Some good information, a little bit research heavy for my taste (I do better with philosophy than fact, sometimes) but this book is well written and persuasive. However, I think the nature vs. nurture debate, in any sense, is an impossible question to properly study. And even if we could find accurate information swaying one way or the other, does answering this question really help us? Part of being human involves the natural desire to fight your nature, to progress and become better. And if you believe that, what does it matter if women are biologically handicapped when sexism is a morality issue worth fighting to overcome? That being said, an understanding of the scientific research is important in any issue. This is a good place to start, especially when paired with some right-leaning research.
The Girls Who Went Away: The Hidden History of Women Who Surrendered Children for Adoption in the Decades before Roe vs. Wade

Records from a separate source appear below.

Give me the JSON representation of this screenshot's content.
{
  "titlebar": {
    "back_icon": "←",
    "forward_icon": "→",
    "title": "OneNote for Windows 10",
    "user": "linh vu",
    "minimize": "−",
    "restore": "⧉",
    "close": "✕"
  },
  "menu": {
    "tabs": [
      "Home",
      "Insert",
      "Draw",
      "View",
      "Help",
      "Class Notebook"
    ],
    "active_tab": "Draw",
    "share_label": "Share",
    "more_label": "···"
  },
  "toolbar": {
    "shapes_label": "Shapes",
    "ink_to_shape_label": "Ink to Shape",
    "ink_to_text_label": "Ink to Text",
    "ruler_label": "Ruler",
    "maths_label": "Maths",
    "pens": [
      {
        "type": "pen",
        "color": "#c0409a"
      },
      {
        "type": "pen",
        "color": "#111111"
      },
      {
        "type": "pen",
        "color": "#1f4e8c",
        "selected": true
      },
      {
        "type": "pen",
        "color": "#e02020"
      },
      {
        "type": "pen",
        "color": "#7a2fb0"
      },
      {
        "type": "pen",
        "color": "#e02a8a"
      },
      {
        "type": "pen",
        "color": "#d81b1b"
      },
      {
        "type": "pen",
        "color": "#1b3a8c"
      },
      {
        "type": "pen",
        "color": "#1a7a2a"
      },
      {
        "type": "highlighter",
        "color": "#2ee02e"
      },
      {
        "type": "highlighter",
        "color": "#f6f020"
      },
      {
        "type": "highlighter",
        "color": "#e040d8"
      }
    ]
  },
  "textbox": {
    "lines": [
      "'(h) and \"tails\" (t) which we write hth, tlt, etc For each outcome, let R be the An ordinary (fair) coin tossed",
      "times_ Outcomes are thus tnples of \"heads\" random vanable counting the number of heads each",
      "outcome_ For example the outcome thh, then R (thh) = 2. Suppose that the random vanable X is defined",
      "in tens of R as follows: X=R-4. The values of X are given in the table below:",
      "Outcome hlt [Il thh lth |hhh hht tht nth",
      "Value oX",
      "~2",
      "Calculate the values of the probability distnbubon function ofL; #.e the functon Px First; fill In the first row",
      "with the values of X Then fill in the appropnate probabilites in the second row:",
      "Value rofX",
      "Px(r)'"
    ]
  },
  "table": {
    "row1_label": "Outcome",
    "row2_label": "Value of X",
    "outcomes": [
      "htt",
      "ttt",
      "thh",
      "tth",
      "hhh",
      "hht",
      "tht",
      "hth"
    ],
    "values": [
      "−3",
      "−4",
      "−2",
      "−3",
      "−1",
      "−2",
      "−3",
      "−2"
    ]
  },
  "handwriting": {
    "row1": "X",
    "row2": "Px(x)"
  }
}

This book is powerful. It does exactly what I’m trying to do: create empathy and understanding through stories. No matter where you stand on abortion issues, these women’s stories will give you a fresh perspective. Oh, and if you think this is just a brilliant piece of history and that this no longer happens, you’re missing something.
A good introduction on rape culture. Again, this should be paired with some opposing information, especially because Krakauer is a novelist more than a researcher. I’ll post some ideas for the opposing view soon.
I chose not to include many of the classics on this list because I want to give a unique perspective of feminism. However, because this book is considered the introduction to third wave feminism, I think it’s significant. It’d be interesting to see what Wolf has to say in 2017, as the issues are still relevant but presented through a very different lens in the age of the internet.
My favorite feminist read today. For women who have never experienced “hard core” sexism like rape and abuse, this book helps us see how feminism is relevant to women of all backgrounds.
One from my music major days. If you’re interested in symbolic interactionism, this book is brilliant. Heads up– if you don’t know very much about music, you might want to skip the first few essays.
I absolutely love Roxane Gay. This book hit all the points in feminism I struggle with and never came across as condescending. There were even moments that made my conservative side cheer in agreement. She’s writes like a human, and there’s something to be said for that.
I was able to participate in both of these shows a few years back at a time in my life when I did not identify as a feminist but needed feminist ideals very badly. Storytelling is powerful, and these plays are a prime example of that.
Another symbolic interactionism read. This book made me ask- does pop culture shape us, or does it merely reflect how we’ve shaped ourselves?
This classic sometimes gets over shadowed by feminist staples like The Bell Jar and the awakening, but it’s equally (if not more) significant. Hurston shows that the female experience is as diverse as it is unifying.